Top of Given records

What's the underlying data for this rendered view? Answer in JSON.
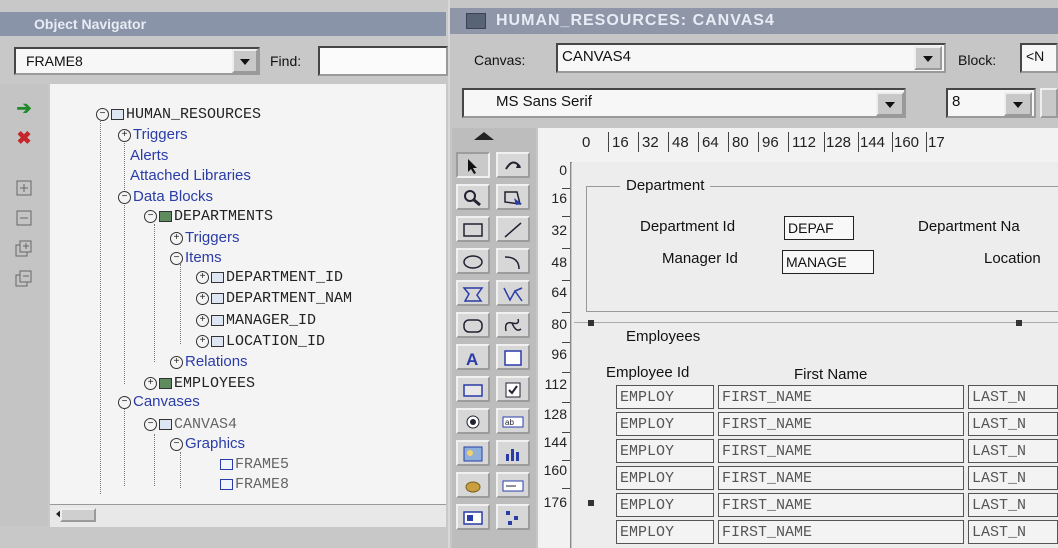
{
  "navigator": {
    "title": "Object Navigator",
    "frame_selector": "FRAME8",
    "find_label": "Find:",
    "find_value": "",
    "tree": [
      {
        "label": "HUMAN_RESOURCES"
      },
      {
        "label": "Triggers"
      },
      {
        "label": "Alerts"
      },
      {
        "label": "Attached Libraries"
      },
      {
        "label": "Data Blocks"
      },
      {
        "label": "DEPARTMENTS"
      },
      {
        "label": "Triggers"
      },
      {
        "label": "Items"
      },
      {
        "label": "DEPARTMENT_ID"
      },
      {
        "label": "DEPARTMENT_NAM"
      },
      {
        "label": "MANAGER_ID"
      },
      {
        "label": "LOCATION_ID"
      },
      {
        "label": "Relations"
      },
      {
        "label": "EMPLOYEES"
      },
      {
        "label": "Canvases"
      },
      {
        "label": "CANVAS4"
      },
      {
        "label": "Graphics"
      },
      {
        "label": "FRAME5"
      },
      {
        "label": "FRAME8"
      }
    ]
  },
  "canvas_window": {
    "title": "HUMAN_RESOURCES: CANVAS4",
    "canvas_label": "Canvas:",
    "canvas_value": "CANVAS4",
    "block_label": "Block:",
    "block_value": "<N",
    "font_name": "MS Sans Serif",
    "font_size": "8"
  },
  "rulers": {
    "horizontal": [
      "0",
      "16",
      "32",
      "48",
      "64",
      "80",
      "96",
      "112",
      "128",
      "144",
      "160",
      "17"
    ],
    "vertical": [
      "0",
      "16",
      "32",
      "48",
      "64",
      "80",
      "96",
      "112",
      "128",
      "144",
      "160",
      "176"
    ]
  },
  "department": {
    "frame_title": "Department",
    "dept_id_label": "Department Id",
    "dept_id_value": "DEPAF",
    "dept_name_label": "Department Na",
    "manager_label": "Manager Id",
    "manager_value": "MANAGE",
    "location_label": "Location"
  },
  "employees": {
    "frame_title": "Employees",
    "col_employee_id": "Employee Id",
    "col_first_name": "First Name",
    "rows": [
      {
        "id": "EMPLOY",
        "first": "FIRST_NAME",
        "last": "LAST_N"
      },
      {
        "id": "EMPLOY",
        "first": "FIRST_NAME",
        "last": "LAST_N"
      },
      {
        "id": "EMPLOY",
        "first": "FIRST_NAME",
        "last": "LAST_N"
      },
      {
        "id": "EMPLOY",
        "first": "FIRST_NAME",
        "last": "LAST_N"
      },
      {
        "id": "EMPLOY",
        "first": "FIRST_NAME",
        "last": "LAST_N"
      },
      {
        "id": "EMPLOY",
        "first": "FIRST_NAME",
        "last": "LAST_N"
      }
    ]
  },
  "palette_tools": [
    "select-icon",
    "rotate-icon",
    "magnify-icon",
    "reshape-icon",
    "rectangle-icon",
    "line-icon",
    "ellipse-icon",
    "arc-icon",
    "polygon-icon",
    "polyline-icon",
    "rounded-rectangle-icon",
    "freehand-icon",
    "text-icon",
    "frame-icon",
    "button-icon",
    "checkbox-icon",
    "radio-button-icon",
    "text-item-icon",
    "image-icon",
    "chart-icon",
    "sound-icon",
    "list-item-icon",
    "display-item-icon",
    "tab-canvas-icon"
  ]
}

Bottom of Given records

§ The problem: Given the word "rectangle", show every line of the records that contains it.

§ Reply:
    "rectangle-icon",
    "rounded-rectangle-icon",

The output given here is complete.